Jürgen Rudolph described how he is spreading the word in various countries about the Cochem system that he developed as a family judge in Germany.  This involves linking the work of all the professionals around the court: judges, lawyers, psychologists youth workers and social workers. 

The goal is to get the parents to "look in the eyes of their children and get them talking again. Early intervention is vital. The lawyer bringing the case is only allowed to submit one page to the court and the other side is not allowed to write anything.  Rather than having lots of paper the professionals have to speak with the parents and children. Court hearings should take place within one or two weeks.  The court can put pressure on the parents to go on a journey and see the situation through the eyes of the child. 

Families Need Fathers Scotland hopes to invite judges Carlier and Rudolph to speak in Scotland in 2019 as a contribution to the discussion of changes in Scottish family law and court procedures.  Their hand's on experience of how radically different systems can bring major benefits for both families and courts should make a valuable contribution to this discussion.

Ian Maxwell from FNFS brought this Scottish debate to the attention of delegates in a workshop session describing how we are "Still Beating the Drum For Shared Parenting".  

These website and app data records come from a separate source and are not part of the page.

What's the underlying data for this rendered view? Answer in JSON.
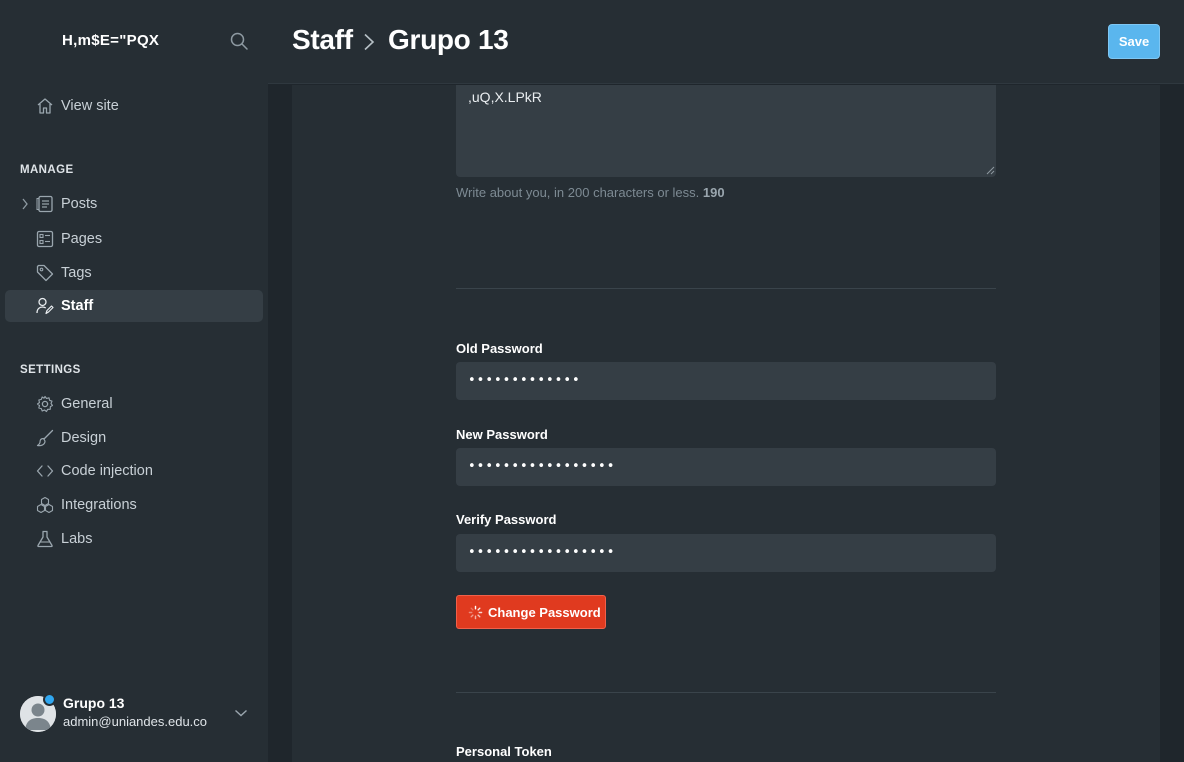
{
  "sidebar": {
    "brand": "H,m$E=\"PQX",
    "view_site": "View site",
    "manage_heading": "MANAGE",
    "manage_items": [
      {
        "label": "Posts",
        "icon": "posts-icon"
      },
      {
        "label": "Pages",
        "icon": "pages-icon"
      },
      {
        "label": "Tags",
        "icon": "tag-icon"
      },
      {
        "label": "Staff",
        "icon": "staff-icon"
      }
    ],
    "settings_heading": "SETTINGS",
    "settings_items": [
      {
        "label": "General",
        "icon": "gear-icon"
      },
      {
        "label": "Design",
        "icon": "brush-icon"
      },
      {
        "label": "Code injection",
        "icon": "code-icon"
      },
      {
        "label": "Integrations",
        "icon": "integrations-icon"
      },
      {
        "label": "Labs",
        "icon": "flask-icon"
      }
    ],
    "user": {
      "name": "Grupo 13",
      "email": "admin@uniandes.edu.co"
    }
  },
  "header": {
    "breadcrumb_parent": "Staff",
    "title": "Grupo 13",
    "save_label": "Save"
  },
  "form": {
    "bio_value": ",uQ,X.LPkR",
    "bio_hint": "Write about you, in 200 characters or less.",
    "bio_remaining": "190",
    "old_password_label": "Old Password",
    "old_password_value": "•••••••••••••",
    "new_password_label": "New Password",
    "new_password_value": "•••••••••••••••••",
    "verify_password_label": "Verify Password",
    "verify_password_value": "•••••••••••••••••",
    "change_password_label": "Change Password",
    "personal_token_label": "Personal Token"
  },
  "colors": {
    "accent_blue": "#5ab6ee",
    "danger_red": "#e03a1f",
    "sidebar_bg": "#262e34",
    "page_bg": "#1f262c"
  }
}
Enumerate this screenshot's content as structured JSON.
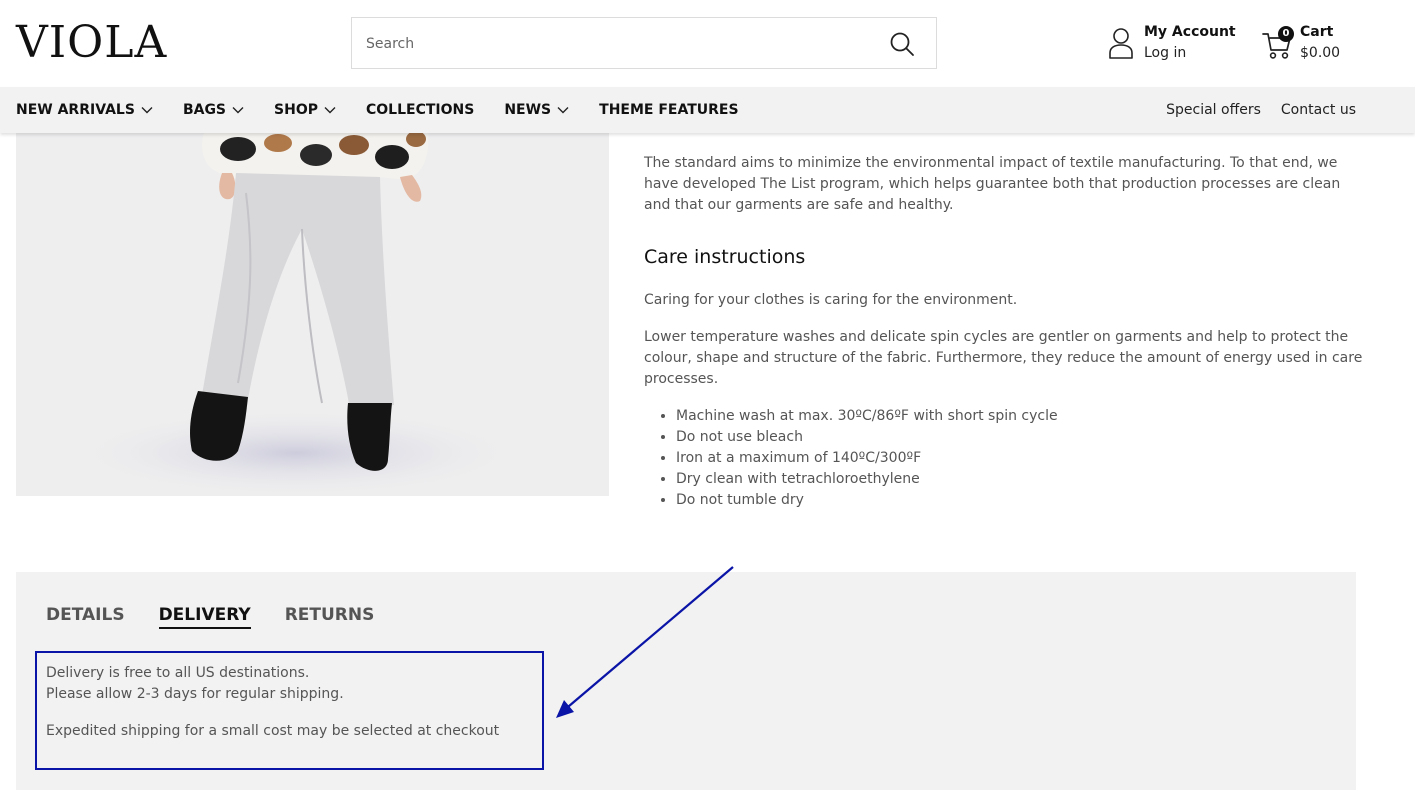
{
  "header": {
    "logo": "VIOLA",
    "search_placeholder": "Search",
    "account_title": "My Account",
    "account_login": "Log in",
    "cart_count": "0",
    "cart_title": "Cart",
    "cart_total": "$0.00"
  },
  "nav": {
    "items": [
      {
        "label": "NEW ARRIVALS",
        "dropdown": true
      },
      {
        "label": "BAGS",
        "dropdown": true
      },
      {
        "label": "SHOP",
        "dropdown": true
      },
      {
        "label": "COLLECTIONS",
        "dropdown": false
      },
      {
        "label": "NEWS",
        "dropdown": true
      },
      {
        "label": "THEME FEATURES",
        "dropdown": false
      }
    ],
    "right": [
      "Special offers",
      "Contact us"
    ]
  },
  "description": {
    "paragraph1": "The standard aims to minimize the environmental impact of textile manufacturing. To that end, we have developed The List program, which helps guarantee both that production processes are clean and that our garments are safe and healthy.",
    "care_heading": "Care instructions",
    "paragraph2": "Caring for your clothes is caring for the environment.",
    "paragraph3": "Lower temperature washes and delicate spin cycles are gentler on garments and help to protect the colour, shape and structure of the fabric. Furthermore, they reduce the amount of energy used in care processes.",
    "bullets": [
      "Machine wash at max. 30ºC/86ºF with short spin cycle",
      "Do not use bleach",
      "Iron at a maximum of 140ºC/300ºF",
      "Dry clean with tetrachloroethylene",
      "Do not tumble dry"
    ]
  },
  "tabs": {
    "items": [
      "DETAILS",
      "DELIVERY",
      "RETURNS"
    ],
    "active": "DELIVERY",
    "content": {
      "line1": "Delivery is free to all US destinations.",
      "line2": "Please allow 2-3 days for regular shipping.",
      "line3": "Expedited shipping for a small cost may be selected at checkout"
    }
  },
  "colors": {
    "annotation": "#0a14a6",
    "nav_bg": "#f2f2f2",
    "panel_bg": "#f2f2f2"
  }
}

The family judge who changed his approach

In one of the keynote speeches at the ICSP conference, retired German family judge Jürgen Rudolph described how he developed a radically different approach to family cases.

This came about in response to the frustration of handling family disputes in court and he freely confessed that, before this revelation "I created a lot of havoc as a family judge and hid behind the experts."

This approach to parental conflict resolution is known as the Cochem system, named for the court district in which it was developed. Judge Rudolph brought together a working group of magistrates, court officials, mediators and lawyers to work out a way of committing all parties to resolve disputes without conflict.

While some lawyers were initially reluctant to change their approach and stop putting their client's interests uppermost, the group eventually developed a code of practice with the following main provisions: 

- The lawyer shall guide his technical-legal advice and oral and written arguments in such a way that parents are encouraged to restrict their differences of opinion and are supported to do this.
- The lawyer shall prioritise the principle that the judicial process of parental separation is not a fight where there is a winner and a loser but, rather, a search for fair solutions. 
 - Wherever possible, the lawyer shall direct the parents to provide truthful and honest information which drives frank discussion. 
- The lawyer shall use one language directed towards and for agreement, taking care to exercise self-control and seeking to express respect for the other party's point of view. 
- The lawyer shall be especially attentive to his choice of words in his written pieces in order to ensure this. 

The guidance for judges that was developed specified that they should find out about the resources of the parents, rather than their shortcomings, and that early intervention in contact disputes is essential.  The Cochem model is based on orderly and interdisciplinary co-operation between the various professionals working for the resolution of parental conflicts. Over 90% of cases can achieve consensual and lasting solutions using this approach.
The Cochem separation/divorce working group has now evolved into the Institute for Interdisciplinary Training  
and the ideas are being studied with interest across the world.